Maximizing Tax Deductions: Ordinary and Necessary Business Expenses
Updated: May 20
When it comes to filing taxes, business owners have the opportunity to claim deductions for ordinary and necessary expenses incurred during the course of their business activities. Understanding what expenses qualify for deductions and avoiding common errors is crucial to maximizing tax benefits while staying within the bounds of the law. In this article, we will explore the concept of ordinary and necessary business expenses, their tax-deductible nature, and highlight common errors to avoid.
Ordinary and Necessary Business Expenses Defined:
The IRS defines ordinary expenses as those that are commonly accepted and expected within a particular trade or business. These expenses should be common and appropriate for the type of business you operate. Necessary expenses, on the other hand, are those that are helpful and appropriate for the smooth operation of your business. They do not need to be indispensable, but they must be deemed reasonably necessary to conduct business.
Tax-Deductible Business Expenses:
1. Employee wages and benefits: Salaries, bonuses, wages, and benefits paid to employees, including health insurance premiums, retirement contributions, and paid leave, are generally deductible.
2. Rent and utilities: Expenses related to renting business premises, such as office space, warehouses, or storefronts, as well as utilities like electricity, water, and internet, are deductible.

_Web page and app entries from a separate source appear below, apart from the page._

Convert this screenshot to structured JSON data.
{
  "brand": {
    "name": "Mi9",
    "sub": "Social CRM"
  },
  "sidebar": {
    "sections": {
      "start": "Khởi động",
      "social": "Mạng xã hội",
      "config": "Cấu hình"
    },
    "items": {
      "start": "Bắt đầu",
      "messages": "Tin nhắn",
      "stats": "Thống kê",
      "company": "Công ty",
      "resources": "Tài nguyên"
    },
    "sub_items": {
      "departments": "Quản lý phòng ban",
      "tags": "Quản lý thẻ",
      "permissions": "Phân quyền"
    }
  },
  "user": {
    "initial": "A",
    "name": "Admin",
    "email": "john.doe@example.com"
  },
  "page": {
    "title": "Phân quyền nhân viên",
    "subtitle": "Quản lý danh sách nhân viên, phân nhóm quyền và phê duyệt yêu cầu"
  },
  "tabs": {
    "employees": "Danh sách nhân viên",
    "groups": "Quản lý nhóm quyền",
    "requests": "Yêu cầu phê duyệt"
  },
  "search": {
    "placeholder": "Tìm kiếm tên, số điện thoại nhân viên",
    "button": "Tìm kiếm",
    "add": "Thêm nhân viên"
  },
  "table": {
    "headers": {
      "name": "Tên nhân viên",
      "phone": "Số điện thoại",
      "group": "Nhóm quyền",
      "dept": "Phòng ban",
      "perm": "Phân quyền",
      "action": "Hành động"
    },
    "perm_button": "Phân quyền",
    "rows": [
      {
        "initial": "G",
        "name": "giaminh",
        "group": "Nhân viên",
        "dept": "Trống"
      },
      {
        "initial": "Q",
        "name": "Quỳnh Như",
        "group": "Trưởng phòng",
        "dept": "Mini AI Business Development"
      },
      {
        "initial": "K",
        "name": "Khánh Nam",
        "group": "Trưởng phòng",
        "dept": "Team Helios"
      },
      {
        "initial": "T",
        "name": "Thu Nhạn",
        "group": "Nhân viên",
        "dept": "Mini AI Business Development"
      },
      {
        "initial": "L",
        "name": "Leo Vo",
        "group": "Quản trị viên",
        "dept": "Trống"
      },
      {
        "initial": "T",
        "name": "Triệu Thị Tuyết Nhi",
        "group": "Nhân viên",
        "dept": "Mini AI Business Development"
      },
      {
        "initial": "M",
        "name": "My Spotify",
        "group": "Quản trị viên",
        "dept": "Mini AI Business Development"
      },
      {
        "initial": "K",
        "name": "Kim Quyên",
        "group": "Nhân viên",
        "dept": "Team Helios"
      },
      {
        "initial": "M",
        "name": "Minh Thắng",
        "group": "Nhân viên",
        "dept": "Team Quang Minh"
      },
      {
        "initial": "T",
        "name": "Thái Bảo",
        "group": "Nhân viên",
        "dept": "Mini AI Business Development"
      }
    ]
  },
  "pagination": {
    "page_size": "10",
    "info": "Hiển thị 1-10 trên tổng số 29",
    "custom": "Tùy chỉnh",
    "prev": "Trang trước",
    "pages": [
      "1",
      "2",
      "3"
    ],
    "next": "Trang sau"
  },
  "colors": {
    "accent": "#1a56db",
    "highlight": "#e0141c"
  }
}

3. Supplies and materials: Costs incurred for purchasing supplies, raw materials, inventory, or other tangible items directly related to your business operations can be deducted.
4. Marketing and advertising: Expenses associated with promoting your business, such as advertising campaigns, website development, graphic design, and printing, are deductible.
5. Travel and transportation: Business-related travel expenses, including airfare, hotel accommodations, meals, and local transportation, can be deducted. However, personal expenses combined with business travel must be separated and excluded.
6. Professional services: Fees paid to professionals like accountants, lawyers, consultants, and other experts hired to assist with your business are deductible.
Common Errors to Avoid:
1. Personal expenses mixed with business expenses: Care must be taken to separate personal and business expenses. Mixing personal purchases or activities with legitimate business expenses can lead to incorrect deductions or an audit.
2. Lack of proper documentation: It is crucial to maintain accurate and detailed records of all business expenses. Receipts, invoices, bank statements, and other supporting documents must be retained to substantiate deductions claimed.
3. Excessive or unreasonable expenses: Deductions must be reasonable and directly related to the business. Excessive or extravagant expenses may raise red flags and trigger an audit.
4. Failure to adhere to tax regulations: Keeping up-to-date with tax laws and regulations is essential. Failure to comply with specific requirements, such as depreciation rules or deduction limits, can result in disallowed deductions and penalties.
5. Improper classification of expenses: Some expenses may fall into different categories or require specific treatment for tax purposes. Ensure proper classification to claim deductions accurately.
Understanding the concept of ordinary and necessary business expenses is key to maximizing tax deductions while ensuring compliance with tax laws. By identifying and documenting eligible expenses correctly, avoiding common errors, and staying informed about tax regulations, business owners can optimize their tax benefits. Consulting with a qualified tax professional can provide valuable guidance in navigating the complexities of deductible business expenses, ultimately leading to potential tax savings and a smoother tax-filing process.